◆ Action item ◆
Return the entries below exactly as written.

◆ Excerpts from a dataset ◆
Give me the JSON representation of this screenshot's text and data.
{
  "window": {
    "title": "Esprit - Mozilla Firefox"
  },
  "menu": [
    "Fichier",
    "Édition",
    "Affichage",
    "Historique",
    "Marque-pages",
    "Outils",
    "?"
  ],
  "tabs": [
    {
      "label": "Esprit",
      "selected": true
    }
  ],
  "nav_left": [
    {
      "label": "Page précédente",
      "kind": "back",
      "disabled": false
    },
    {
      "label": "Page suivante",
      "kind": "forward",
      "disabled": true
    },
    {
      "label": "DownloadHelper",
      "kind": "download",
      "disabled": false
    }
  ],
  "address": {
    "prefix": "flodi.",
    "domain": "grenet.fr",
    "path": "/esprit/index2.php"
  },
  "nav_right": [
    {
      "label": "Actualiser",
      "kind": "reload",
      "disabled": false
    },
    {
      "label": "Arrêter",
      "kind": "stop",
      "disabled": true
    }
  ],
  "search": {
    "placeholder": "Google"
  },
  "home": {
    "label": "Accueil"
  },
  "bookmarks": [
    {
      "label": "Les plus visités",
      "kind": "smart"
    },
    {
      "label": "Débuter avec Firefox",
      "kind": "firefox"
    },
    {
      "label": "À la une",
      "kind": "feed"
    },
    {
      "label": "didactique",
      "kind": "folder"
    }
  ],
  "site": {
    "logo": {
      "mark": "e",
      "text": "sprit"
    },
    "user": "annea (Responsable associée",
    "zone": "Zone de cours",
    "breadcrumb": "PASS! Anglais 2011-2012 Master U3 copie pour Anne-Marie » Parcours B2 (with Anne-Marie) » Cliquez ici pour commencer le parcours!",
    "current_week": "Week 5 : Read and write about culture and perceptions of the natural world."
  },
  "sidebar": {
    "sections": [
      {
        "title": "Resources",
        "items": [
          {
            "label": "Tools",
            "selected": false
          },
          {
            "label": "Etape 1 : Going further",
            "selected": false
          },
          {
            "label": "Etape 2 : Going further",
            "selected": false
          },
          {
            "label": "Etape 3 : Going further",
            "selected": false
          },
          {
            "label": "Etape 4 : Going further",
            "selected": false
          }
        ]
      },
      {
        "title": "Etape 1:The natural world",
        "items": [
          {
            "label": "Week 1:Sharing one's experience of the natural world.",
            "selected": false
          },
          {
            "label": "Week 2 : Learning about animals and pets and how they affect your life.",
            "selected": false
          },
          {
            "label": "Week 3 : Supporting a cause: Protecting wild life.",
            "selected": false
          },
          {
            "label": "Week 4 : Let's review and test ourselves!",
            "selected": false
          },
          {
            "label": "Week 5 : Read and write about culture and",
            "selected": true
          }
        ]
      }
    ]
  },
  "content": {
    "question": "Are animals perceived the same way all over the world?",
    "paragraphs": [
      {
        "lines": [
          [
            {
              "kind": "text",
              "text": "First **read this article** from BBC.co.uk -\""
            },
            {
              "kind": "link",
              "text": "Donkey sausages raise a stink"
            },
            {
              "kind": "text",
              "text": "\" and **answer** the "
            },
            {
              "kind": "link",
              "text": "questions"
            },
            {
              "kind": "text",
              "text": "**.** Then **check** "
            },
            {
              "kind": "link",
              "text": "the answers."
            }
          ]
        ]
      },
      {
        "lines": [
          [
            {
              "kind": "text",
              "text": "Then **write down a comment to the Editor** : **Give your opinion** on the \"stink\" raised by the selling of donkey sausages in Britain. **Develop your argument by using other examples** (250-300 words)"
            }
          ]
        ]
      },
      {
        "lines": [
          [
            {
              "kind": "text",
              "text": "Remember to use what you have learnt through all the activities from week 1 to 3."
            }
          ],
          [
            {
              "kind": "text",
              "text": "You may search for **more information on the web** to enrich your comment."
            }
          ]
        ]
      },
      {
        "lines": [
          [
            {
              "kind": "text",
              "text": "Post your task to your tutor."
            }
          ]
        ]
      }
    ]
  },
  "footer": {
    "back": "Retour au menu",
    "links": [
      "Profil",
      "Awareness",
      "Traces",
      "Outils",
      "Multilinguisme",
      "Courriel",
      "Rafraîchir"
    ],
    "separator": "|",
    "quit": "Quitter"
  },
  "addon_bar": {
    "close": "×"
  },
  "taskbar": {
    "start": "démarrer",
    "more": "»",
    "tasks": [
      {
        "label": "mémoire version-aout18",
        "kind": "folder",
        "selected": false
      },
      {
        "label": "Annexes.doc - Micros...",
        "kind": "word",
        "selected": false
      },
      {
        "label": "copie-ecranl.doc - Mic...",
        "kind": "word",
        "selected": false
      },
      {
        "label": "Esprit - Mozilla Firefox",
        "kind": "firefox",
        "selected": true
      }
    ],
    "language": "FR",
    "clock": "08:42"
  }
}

◆ Response ◆
Give me the JSON representation of this screenshot's text and data.
{
  "window": {
    "title": "Esprit - Mozilla Firefox"
  },
  "menu": [
    "Fichier",
    "Édition",
    "Affichage",
    "Historique",
    "Marque-pages",
    "Outils",
    "?"
  ],
  "tabs": [
    {
      "label": "Esprit",
      "selected": true
    }
  ],
  "nav_left": [
    {
      "label": "Page précédente",
      "kind": "back",
      "disabled": false
    },
    {
      "label": "Page suivante",
      "kind": "forward",
      "disabled": true
    },
    {
      "label": "DownloadHelper",
      "kind": "download",
      "disabled": false
    }
  ],
  "address": {
    "prefix": "flodi.",
    "domain": "grenet.fr",
    "path": "/esprit/index2.php"
  },
  "nav_right": [
    {
      "label": "Actualiser",
      "kind": "reload",
      "disabled": false
    },
    {
      "label": "Arrêter",
      "kind": "stop",
      "disabled": true
    }
  ],
  "search": {
    "placeholder": "Google"
  },
  "home": {
    "label": "Accueil"
  },
  "bookmarks": [
    {
      "label": "Les plus visités",
      "kind": "smart"
    },
    {
      "label": "Débuter avec Firefox",
      "kind": "firefox"
    },
    {
      "label": "À la une",
      "kind": "feed"
    },
    {
      "label": "didactique",
      "kind": "folder"
    }
  ],
  "site": {
    "logo": {
      "mark": "e",
      "text": "sprit"
    },
    "user": "annea (Responsable associée",
    "zone": "Zone de cours",
    "breadcrumb": "PASS! Anglais 2011-2012 Master U3 copie pour Anne-Marie » Parcours B2 (with Anne-Marie) » Cliquez ici pour commencer le parcours!",
    "current_week": "Week 5 : Read and write about culture and perceptions of the natural world."
  },
  "sidebar": {
    "sections": [
      {
        "title": "Resources",
        "items": [
          {
            "label": "Tools",
            "selected": false
          },
          {
            "label": "Etape 1 : Going further",
            "selected": false
          },
          {
            "label": "Etape 2 : Going further",
            "selected": false
          },
          {
            "label": "Etape 3 : Going further",
            "selected": false
          },
          {
            "label": "Etape 4 : Going further",
            "selected": false
          }
        ]
      },
      {
        "title": "Etape 1:The natural world",
        "items": [
          {
            "label": "Week 1:Sharing one's experience of the natural world.",
            "selected": false
          },
          {
            "label": "Week 2 : Learning about animals and pets and how they affect your life.",
            "selected": false
          },
          {
            "label": "Week 3 : Supporting a cause: Protecting wild life.",
            "selected": false
          },
          {
            "label": "Week 4 : Let's review and test ourselves!",
            "selected": false
          },
          {
            "label": "Week 5 : Read and write about culture and",
            "selected": true
          }
        ]
      }
    ]
  },
  "content": {
    "question": "Are animals perceived the same way all over the world?",
    "paragraphs": [
      {
        "lines": [
          [
            {
              "kind": "text",
              "text": "First **read this article** from BBC.co.uk -\""
            },
            {
              "kind": "link",
              "text": "Donkey sausages raise a stink"
            },
            {
              "kind": "text",
              "text": "\" and **answer** the "
            },
            {
              "kind": "link",
              "text": "questions"
            },
            {
              "kind": "text",
              "text": "**.** Then **check** "
            },
            {
              "kind": "link",
              "text": "the answers."
            }
          ]
        ]
      },
      {
        "lines": [
          [
            {
              "kind": "text",
              "text": "Then **write down a comment to the Editor** : **Give your opinion** on the \"stink\" raised by the selling of donkey sausages in Britain. **Develop your argument by using other examples** (250-300 words)"
            }
          ]
        ]
      },
      {
        "lines": [
          [
            {
              "kind": "text",
              "text": "Remember to use what you have learnt through all the activities from week 1 to 3."
            }
          ],
          [
            {
              "kind": "text",
              "text": "You may search for **more information on the web** to enrich your comment."
            }
          ]
        ]
      },
      {
        "lines": [
          [
            {
              "kind": "text",
              "text": "Post your task to your tutor."
            }
          ]
        ]
      }
    ]
  },
  "footer": {
    "back": "Retour au menu",
    "links": [
      "Profil",
      "Awareness",
      "Traces",
      "Outils",
      "Multilinguisme",
      "Courriel",
      "Rafraîchir"
    ],
    "separator": "|",
    "quit": "Quitter"
  },
  "addon_bar": {
    "close": "×"
  },
  "taskbar": {
    "start": "démarrer",
    "more": "»",
    "tasks": [
      {
        "label": "mémoire version-aout18",
        "kind": "folder",
        "selected": false
      },
      {
        "label": "Annexes.doc - Micros...",
        "kind": "word",
        "selected": false
      },
      {
        "label": "copie-ecranl.doc - Mic...",
        "kind": "word",
        "selected": false
      },
      {
        "label": "Esprit - Mozilla Firefox",
        "kind": "firefox",
        "selected": true
      }
    ],
    "language": "FR",
    "clock": "08:42"
  }
}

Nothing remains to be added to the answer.